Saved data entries

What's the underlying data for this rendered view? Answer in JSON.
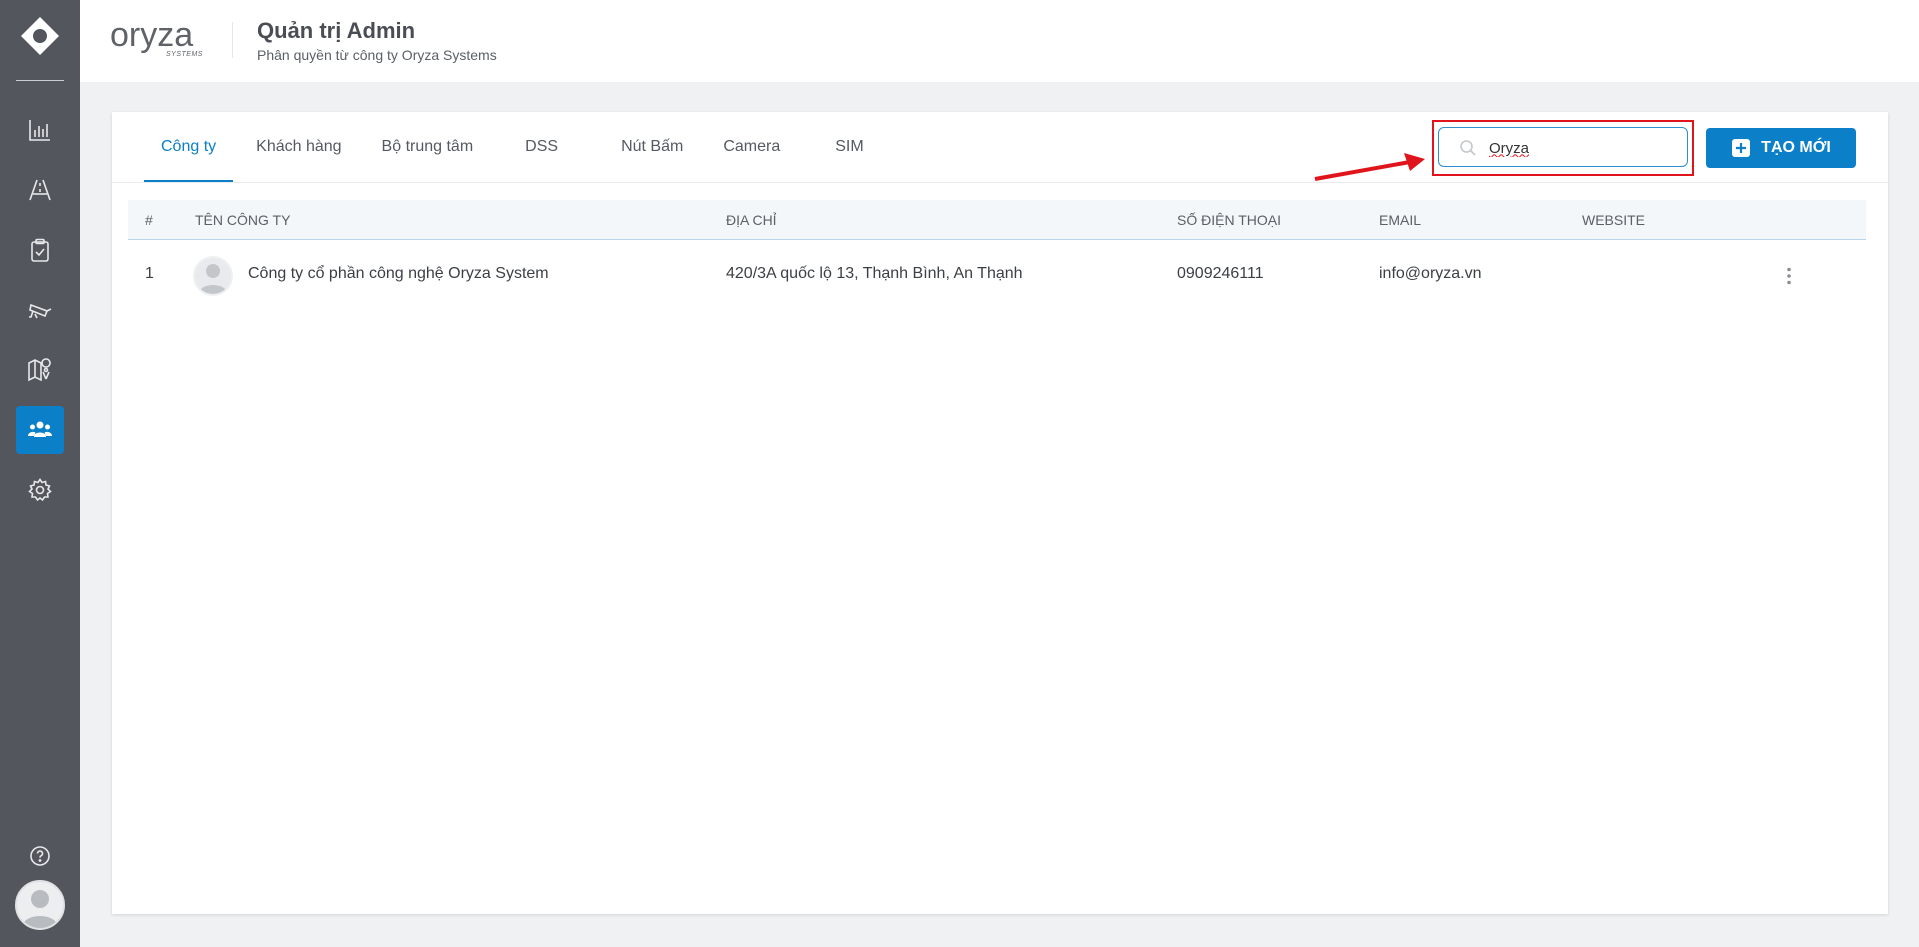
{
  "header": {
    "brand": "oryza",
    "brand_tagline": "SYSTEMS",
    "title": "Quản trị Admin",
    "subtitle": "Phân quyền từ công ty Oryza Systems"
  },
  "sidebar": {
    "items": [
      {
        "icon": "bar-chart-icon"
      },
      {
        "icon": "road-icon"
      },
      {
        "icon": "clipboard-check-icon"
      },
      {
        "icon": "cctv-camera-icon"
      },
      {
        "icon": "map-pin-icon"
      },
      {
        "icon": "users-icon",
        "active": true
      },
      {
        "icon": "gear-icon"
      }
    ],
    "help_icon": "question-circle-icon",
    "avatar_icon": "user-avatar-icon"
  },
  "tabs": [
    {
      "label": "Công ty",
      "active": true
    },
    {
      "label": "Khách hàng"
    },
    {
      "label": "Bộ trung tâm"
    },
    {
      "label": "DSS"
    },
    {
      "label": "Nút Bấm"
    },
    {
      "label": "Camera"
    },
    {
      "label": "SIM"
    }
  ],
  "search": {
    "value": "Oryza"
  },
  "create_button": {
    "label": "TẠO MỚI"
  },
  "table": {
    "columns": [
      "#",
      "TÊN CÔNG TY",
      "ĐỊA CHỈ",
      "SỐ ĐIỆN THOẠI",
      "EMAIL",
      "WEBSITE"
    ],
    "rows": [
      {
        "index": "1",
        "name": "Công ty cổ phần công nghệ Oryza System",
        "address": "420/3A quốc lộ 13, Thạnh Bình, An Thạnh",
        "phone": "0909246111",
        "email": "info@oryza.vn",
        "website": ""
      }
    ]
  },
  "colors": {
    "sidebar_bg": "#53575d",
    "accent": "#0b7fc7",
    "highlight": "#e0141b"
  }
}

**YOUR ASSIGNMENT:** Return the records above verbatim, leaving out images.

**WRITTEN RESPONSE:**
What's the underlying data for this rendered view? Answer in JSON.
{
  "header": {
    "brand": "oryza",
    "brand_tagline": "SYSTEMS",
    "title": "Quản trị Admin",
    "subtitle": "Phân quyền từ công ty Oryza Systems"
  },
  "sidebar": {
    "items": [
      {
        "icon": "bar-chart-icon"
      },
      {
        "icon": "road-icon"
      },
      {
        "icon": "clipboard-check-icon"
      },
      {
        "icon": "cctv-camera-icon"
      },
      {
        "icon": "map-pin-icon"
      },
      {
        "icon": "users-icon",
        "active": true
      },
      {
        "icon": "gear-icon"
      }
    ],
    "help_icon": "question-circle-icon",
    "avatar_icon": "user-avatar-icon"
  },
  "tabs": [
    {
      "label": "Công ty",
      "active": true
    },
    {
      "label": "Khách hàng"
    },
    {
      "label": "Bộ trung tâm"
    },
    {
      "label": "DSS"
    },
    {
      "label": "Nút Bấm"
    },
    {
      "label": "Camera"
    },
    {
      "label": "SIM"
    }
  ],
  "search": {
    "value": "Oryza"
  },
  "create_button": {
    "label": "TẠO MỚI"
  },
  "table": {
    "columns": [
      "#",
      "TÊN CÔNG TY",
      "ĐỊA CHỈ",
      "SỐ ĐIỆN THOẠI",
      "EMAIL",
      "WEBSITE"
    ],
    "rows": [
      {
        "index": "1",
        "name": "Công ty cổ phần công nghệ Oryza System",
        "address": "420/3A quốc lộ 13, Thạnh Bình, An Thạnh",
        "phone": "0909246111",
        "email": "info@oryza.vn",
        "website": ""
      }
    ]
  },
  "colors": {
    "sidebar_bg": "#53575d",
    "accent": "#0b7fc7",
    "highlight": "#e0141b"
  }
}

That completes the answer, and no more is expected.